What you need to do: What lines in the listing below hold the string "training"? Please copy them out.

────────────────────────────────────────

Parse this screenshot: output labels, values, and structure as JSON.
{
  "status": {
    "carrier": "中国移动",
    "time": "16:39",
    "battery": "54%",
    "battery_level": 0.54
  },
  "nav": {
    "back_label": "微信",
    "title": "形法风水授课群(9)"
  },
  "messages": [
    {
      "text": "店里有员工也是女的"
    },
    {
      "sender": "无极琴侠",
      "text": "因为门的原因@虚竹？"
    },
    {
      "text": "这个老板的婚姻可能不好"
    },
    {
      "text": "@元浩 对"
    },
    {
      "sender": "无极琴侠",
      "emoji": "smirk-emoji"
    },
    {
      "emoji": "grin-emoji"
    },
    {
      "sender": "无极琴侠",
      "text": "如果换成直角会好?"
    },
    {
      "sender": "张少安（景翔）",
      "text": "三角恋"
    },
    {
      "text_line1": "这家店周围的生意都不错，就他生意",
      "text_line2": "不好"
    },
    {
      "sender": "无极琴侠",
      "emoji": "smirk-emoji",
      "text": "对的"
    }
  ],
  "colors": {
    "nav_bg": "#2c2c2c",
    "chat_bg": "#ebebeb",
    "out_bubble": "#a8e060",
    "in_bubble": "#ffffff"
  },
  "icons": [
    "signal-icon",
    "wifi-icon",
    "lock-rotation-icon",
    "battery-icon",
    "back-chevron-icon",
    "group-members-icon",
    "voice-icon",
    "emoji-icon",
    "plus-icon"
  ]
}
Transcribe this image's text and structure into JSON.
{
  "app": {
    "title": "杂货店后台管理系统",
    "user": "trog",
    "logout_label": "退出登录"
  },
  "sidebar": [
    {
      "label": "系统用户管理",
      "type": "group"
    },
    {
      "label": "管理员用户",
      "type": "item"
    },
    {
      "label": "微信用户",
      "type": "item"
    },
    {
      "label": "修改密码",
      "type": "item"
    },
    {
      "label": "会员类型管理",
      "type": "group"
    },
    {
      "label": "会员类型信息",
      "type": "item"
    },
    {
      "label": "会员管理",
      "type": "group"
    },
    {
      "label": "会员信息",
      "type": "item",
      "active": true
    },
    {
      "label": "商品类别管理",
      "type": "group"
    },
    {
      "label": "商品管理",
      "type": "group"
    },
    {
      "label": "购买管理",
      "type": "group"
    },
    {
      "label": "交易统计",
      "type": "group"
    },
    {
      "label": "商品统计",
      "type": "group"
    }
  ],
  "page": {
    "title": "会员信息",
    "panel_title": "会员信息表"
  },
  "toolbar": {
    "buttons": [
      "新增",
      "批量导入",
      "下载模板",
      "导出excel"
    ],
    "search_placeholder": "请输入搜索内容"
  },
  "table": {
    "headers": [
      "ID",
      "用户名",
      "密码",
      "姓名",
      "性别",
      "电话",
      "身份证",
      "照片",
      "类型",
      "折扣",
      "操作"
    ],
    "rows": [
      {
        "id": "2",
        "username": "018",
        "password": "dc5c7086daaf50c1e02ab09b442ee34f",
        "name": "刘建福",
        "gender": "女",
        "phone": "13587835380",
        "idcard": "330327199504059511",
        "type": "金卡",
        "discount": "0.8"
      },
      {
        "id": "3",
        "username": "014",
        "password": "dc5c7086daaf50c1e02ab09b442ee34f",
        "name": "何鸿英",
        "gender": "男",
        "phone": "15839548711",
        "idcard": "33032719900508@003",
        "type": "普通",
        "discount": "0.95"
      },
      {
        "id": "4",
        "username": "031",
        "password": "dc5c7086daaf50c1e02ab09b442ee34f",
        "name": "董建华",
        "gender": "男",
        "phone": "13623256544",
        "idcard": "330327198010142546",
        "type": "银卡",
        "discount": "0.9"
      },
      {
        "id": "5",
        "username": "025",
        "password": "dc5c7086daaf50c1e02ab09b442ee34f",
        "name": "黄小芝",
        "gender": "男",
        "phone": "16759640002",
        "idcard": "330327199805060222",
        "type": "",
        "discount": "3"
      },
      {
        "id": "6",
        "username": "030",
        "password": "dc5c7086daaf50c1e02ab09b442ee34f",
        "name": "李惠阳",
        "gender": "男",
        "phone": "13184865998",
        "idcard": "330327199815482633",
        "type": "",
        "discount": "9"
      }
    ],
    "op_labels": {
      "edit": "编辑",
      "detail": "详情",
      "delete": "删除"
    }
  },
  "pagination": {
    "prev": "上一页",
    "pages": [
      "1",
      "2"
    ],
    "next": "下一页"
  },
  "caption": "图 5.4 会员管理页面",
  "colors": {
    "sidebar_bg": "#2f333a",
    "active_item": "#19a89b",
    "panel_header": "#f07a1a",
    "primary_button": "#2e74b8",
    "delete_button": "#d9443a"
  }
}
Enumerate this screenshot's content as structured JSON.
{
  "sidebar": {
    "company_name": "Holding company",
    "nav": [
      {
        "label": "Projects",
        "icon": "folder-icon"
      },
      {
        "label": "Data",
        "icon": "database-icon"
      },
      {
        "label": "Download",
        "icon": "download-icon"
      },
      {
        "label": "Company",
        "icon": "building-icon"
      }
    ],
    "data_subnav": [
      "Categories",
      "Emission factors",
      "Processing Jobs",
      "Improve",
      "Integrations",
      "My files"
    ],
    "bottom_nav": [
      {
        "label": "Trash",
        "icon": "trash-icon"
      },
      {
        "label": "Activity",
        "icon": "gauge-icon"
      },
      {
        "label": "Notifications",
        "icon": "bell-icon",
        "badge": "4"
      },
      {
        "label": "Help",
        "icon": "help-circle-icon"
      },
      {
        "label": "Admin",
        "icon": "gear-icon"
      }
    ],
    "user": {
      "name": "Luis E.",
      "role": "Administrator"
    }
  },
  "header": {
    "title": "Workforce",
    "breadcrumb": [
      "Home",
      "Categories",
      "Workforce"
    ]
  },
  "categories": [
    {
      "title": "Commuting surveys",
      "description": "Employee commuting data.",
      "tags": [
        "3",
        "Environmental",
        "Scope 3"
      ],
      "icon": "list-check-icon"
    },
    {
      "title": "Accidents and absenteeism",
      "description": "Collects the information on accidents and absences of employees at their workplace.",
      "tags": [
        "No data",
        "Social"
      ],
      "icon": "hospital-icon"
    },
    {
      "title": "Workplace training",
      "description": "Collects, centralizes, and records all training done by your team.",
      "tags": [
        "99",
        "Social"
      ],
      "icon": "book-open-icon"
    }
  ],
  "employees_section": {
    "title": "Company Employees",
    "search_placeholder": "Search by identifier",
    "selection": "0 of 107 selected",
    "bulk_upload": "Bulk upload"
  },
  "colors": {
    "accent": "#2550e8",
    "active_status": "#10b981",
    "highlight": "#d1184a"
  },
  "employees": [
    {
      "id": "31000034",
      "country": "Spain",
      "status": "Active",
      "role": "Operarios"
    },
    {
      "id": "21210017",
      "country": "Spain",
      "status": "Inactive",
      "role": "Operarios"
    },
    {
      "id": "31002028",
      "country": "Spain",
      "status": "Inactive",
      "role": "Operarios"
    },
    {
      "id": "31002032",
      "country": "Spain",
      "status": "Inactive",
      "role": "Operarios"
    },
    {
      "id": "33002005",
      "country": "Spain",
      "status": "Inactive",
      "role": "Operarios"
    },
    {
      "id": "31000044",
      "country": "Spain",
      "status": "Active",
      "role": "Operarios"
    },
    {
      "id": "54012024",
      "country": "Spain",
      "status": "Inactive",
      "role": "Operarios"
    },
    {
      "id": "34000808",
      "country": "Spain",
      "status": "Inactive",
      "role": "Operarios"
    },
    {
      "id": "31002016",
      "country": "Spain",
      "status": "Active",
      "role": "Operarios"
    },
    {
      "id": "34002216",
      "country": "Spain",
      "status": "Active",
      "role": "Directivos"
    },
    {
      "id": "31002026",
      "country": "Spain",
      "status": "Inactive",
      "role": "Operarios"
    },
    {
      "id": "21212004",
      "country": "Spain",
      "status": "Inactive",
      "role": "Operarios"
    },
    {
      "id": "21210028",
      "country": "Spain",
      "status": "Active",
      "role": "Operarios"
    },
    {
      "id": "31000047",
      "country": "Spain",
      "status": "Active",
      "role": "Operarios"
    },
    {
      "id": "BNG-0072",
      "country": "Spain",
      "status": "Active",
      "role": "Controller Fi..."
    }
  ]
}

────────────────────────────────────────

Written solution:
      "title": "Workplace training",
      "description": "Collects, centralizes, and records all training done by your team.",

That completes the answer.